S: Ellie Boley
BC: Work Cited | http://americangovernment.abc-clio.com/Search/Display/1386705?terms=bill+of+rights http://americangovernment.abc-clio.com/Search/Display/209519?terms=bill+of+rights http://en.wikipedia.org/wiki/Ashcroft_v._Free_Speech_Coalition PICTURES BY GOOGLE.COM
FC: Bill of Rights
1: BIll Of Rights | Ellie Boley
2: b bill of rights??? why? | The U.S. Constitution was ratified in 1787 but it was missing something crucial... THE PEOPLES RIGHTS! | There was a proposal of a new constitution with specific rights BUT the Anti-federalists were concerned that it could possibly become dangerous in the event key rights were omitted. So as a compromise a bill of rights was proposed. It was a less jeopardizing solution to the error in our Constitution. | James Madison Guided the Bill of Rights through the new Congress along with the support of Thomas Jefferson.

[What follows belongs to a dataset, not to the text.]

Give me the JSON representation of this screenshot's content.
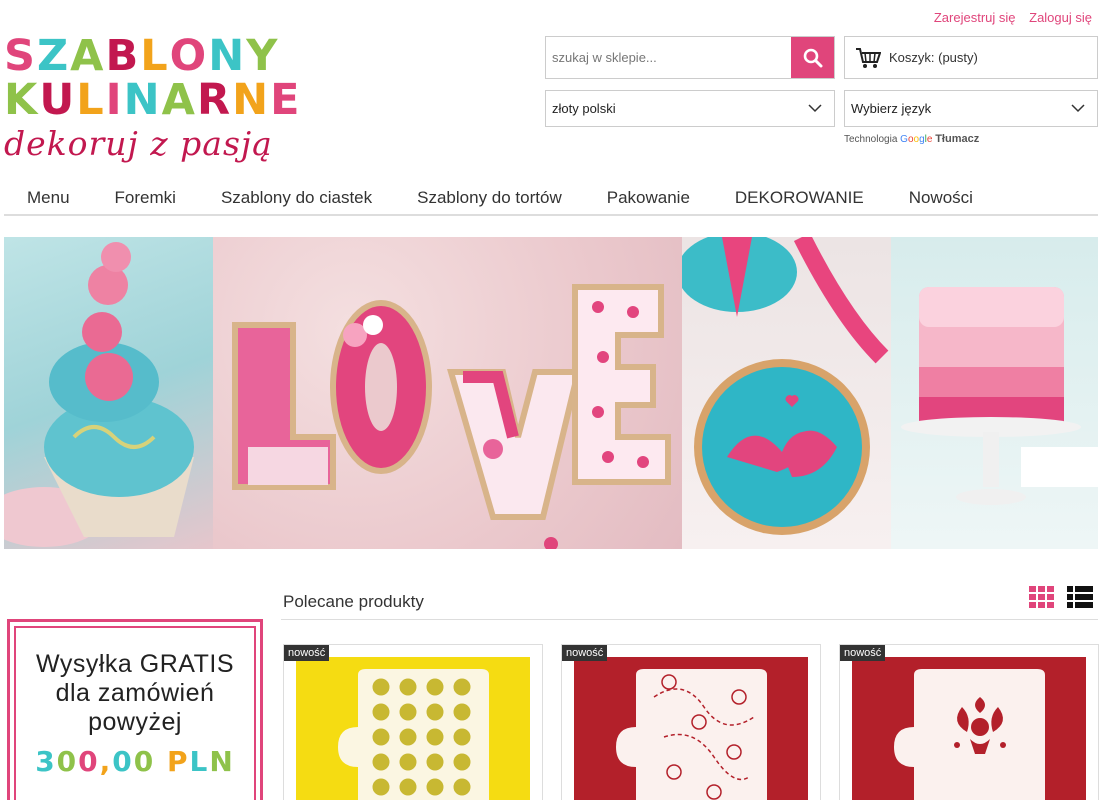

3: Madison proposed a list of 9 amendments along with 42 separate for congressional consideration | HOW THOUGHTFUL!! | Congress threw out four of Madison's amendments but when the bill came out of the House of Representatives the only changes made to the final 12 amendments was only to its form not the contents.
4: FUN FACT: The original second amendment actually became the 27th in 1992 | The original proposed first amendment addressed the issue of congressional representation but failed to get ratified and so, as a result, it became a dead letter. | Madison wanted the amendments added into the Constitutions text but Congress liked the idea (proposed by Roger Sherman) to append them to the end of the document.
5: During the first 100 years after the bills ratification, it wasn't really implemented in judicial decision making. | The judicial branch view the bill as a limitation on the actions of the national government and not the state government... "IT'S NOT FAIR!!" | The Bill of Rights has had considerably more influence in the 20th century than in the 19th
7: Harmelin v. Michigan (1991) | The case held that a state may sentence someone to a life sentence without the possibility of parole if in the possession of 650 grams of cocaine. Harmelin had contended that the penalty was to harsh for the crime and therefore violated the cruel and unusual punishment of amendment 8. In the end a five-four ruling ended the debate as the supreme court overruled the claim their violation of the 8th amendment.
8: Ashcroft v. Free Speech Coalition 2002 | The Free Speech Coalition feared that Congresses expanded definition of child pornography could endanger their legitimate activities so they filed a lawsuit. They wanted the prohibition of any image that "appears to be" children having sex and speech the may convey that the image is said activities. their requests were overbroad and vague and had a chilling effect on their legitimate work. The district court disagreed, adding that the overbreadth claim was specious as it was "highly unlikely" that any "adaptations of sexual works like Romeo and Juliet... will be treated as 'criminal contraband.'" The Ninth Circuit reversed, reasoning that the government could not prohibit speech merely because of its tendency to persuade its viewers to engage in illegal activity. The government asked the Supreme Court to review the case, and it agreed, noting that the Ninth Circuit's decision conflicted with the decisions of four other circuit courts of appeals. Ultimately, the Supreme Court agreed with the Ninth Circuit.